On Friday, I had to pick up my daughter, Tara, from UCONN, so took advantage of the opportunity to run a section of the Nipmuck Trail. The Nipmuck is one of the most beautiful trails I've ever run and it's home to a few great trail races: Northern Nipmuck, Nipmuck Marathon, and the Breakneck. The section I ran was in the southern section of trail. I wasn't sure about the trail conditions, but I needed to give it a try. The snow was gone and I needed to get off the asphalt. I parked off Gurleyville Road and headed south on the trail. We used to live about 2 miles from here, but I'm not sure I ever ran this particular section (maybe once perhaps). I decided to try to run to an old climbing crag called 50 footer. After about a 1/2 mile, I came across some ice and a stream crossing. The footing was sketchy, but I managed. Once I got along the Fenton River, the run became very interesting. The water had eroded some of the left bank in spots which made footing tricky. I had to climb over tree branches in spots and go around or through many puddles and icy patches. The scenery was breathtaking. The water was a deep brown from the hemlock tree resin. Running under a canopy of hemlocks is one of the joys that everyone should experience in life.

I skirted around an old bridge crossing and back across the road. The trail was hard to follow near the top of a big hill, so I decided to bushwack for a bit. I knew 50 footer was near and wanted to test my navigation skills. Sure enough, 50 footer was right where I left it. The overhanging cliffs look a little less intimidating, but I know the holds are small and sloping. My friend, Pete, and I used to get pumped out here after a couple pitches. I think Dawn might enjoy a trip here.

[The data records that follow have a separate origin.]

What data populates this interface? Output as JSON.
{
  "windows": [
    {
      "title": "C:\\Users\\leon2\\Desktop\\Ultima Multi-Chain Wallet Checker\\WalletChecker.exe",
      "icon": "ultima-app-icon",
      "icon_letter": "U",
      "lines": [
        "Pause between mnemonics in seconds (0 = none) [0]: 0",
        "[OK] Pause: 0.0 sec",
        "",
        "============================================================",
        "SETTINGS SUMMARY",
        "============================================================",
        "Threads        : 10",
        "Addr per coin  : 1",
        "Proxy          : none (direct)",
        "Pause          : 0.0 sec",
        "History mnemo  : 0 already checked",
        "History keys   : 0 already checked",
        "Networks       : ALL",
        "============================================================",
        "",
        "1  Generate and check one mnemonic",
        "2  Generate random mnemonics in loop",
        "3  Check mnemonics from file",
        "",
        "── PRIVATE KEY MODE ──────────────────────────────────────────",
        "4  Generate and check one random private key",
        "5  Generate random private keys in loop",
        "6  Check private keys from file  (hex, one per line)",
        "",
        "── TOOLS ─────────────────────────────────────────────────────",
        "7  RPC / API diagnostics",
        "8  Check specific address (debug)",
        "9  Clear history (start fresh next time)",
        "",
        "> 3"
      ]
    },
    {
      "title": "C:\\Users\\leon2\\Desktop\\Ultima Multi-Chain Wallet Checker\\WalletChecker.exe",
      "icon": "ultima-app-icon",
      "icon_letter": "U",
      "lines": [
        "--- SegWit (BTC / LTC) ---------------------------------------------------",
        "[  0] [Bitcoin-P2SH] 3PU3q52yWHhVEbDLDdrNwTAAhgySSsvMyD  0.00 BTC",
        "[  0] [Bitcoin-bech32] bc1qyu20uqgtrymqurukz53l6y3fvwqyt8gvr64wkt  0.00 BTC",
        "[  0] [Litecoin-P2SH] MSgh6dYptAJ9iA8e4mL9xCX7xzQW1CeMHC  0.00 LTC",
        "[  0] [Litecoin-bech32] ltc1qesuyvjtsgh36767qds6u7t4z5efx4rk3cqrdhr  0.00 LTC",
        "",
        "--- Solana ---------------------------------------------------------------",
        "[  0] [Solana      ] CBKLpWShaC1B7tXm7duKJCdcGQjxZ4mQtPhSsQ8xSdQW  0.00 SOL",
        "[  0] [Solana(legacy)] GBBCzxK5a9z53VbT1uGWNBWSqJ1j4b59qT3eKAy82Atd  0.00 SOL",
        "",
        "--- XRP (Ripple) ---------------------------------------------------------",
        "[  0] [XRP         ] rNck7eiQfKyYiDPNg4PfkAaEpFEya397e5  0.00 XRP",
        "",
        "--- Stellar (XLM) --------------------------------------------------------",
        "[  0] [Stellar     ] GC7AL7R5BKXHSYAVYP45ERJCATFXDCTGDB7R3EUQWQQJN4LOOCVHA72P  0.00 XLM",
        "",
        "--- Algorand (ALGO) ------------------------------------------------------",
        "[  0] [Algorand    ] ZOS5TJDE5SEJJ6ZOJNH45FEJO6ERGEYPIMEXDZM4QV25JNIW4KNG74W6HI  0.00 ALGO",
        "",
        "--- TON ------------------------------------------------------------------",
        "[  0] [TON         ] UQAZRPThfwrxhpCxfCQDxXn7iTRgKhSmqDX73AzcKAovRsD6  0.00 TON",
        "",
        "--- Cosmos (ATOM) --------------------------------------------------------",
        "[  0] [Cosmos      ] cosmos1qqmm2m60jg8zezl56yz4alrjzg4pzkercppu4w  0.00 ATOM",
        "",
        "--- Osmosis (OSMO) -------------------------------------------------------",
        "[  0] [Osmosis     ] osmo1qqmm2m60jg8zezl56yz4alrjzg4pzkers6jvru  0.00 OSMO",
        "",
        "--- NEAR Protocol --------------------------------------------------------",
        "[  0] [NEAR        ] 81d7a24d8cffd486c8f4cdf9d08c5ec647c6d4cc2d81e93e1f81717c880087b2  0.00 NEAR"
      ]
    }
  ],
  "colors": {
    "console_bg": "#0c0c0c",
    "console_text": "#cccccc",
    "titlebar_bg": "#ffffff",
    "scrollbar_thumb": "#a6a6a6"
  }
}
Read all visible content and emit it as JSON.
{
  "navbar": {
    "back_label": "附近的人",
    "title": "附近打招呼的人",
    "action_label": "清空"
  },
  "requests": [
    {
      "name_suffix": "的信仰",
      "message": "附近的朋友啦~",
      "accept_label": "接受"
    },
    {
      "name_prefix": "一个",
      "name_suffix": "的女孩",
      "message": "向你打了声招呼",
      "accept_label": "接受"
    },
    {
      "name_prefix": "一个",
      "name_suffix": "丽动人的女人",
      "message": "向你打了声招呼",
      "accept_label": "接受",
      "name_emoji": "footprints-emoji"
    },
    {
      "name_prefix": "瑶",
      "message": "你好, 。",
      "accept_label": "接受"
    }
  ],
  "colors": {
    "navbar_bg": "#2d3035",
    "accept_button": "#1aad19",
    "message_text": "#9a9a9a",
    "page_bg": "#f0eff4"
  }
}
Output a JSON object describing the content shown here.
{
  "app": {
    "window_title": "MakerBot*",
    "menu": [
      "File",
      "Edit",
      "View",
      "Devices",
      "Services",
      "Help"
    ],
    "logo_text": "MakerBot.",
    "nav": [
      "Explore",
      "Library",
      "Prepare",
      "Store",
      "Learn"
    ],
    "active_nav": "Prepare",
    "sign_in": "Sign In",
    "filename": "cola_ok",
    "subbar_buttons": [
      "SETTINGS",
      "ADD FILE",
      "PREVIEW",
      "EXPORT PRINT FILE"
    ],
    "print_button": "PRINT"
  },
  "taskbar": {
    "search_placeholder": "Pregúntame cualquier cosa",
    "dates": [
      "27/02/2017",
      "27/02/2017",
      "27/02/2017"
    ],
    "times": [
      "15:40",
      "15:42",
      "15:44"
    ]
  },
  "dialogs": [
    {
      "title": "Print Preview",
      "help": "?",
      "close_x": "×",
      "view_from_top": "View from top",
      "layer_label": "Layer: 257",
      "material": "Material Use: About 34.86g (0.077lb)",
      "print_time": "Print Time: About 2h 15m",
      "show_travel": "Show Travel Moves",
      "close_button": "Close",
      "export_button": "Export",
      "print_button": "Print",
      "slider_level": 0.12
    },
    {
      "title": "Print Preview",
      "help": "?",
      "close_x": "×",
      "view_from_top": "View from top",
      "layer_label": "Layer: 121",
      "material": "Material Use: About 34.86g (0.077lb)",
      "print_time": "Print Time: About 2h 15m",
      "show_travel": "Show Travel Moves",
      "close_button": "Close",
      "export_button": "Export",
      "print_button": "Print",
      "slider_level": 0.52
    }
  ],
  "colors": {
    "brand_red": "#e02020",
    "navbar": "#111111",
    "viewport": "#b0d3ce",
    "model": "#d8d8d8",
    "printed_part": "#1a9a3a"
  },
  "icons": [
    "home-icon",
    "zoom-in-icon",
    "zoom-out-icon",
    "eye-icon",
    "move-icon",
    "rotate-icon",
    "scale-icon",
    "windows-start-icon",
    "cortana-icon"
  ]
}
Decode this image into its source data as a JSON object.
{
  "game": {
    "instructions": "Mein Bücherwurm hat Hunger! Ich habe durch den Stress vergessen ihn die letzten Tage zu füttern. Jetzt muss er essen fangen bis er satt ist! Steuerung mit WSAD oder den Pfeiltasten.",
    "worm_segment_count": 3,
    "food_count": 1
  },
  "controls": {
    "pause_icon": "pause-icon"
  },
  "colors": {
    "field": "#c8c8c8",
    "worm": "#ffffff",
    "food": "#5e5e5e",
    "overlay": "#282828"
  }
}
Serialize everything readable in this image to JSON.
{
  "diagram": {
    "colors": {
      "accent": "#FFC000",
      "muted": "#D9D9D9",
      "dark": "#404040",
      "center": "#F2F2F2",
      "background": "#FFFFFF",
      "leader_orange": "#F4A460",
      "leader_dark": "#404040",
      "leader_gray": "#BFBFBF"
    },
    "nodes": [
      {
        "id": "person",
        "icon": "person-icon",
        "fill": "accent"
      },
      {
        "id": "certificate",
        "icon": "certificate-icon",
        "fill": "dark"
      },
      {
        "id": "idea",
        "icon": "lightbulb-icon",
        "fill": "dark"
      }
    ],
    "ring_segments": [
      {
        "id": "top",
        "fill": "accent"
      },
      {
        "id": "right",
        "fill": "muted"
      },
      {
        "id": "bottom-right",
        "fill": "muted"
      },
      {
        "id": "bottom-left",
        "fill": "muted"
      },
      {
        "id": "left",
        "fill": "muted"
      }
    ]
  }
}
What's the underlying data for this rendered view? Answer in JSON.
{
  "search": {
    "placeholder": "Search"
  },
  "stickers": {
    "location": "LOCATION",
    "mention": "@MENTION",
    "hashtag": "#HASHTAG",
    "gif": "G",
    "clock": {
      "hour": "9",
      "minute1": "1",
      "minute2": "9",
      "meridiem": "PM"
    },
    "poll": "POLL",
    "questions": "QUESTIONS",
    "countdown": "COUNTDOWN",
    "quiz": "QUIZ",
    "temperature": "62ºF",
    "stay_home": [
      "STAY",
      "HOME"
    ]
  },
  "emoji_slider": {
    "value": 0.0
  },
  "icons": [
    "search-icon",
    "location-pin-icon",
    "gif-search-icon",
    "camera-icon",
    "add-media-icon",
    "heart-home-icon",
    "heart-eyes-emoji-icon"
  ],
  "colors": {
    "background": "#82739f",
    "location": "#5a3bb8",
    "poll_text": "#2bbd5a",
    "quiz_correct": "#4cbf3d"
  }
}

I picked up the trail and headed for home. When I got back to the car, I was still short on my intended time, so headed north for a bit. I ran a section of trail that we had hiked once as a family. Today, it was slick with ice and I needed to get in survival mode. Things cleared a bit and I started thinking back. The section I covered in about 10 minutes was a one hour affair with 2 little girls. They must have been less than 5 at the time. It was one of our more pleasant hikes. Who wouldn't enjoy the views here? I got back to the car, changed, and picked up one of those 2 little girls from her dorm room about 1 mile away. She still has that bright, beautiful smile, but now she's a woman. We stopped for dinner on the way home and talked about going to the climbing gym or yoga class together. It was nice to have my daughter least for a little while.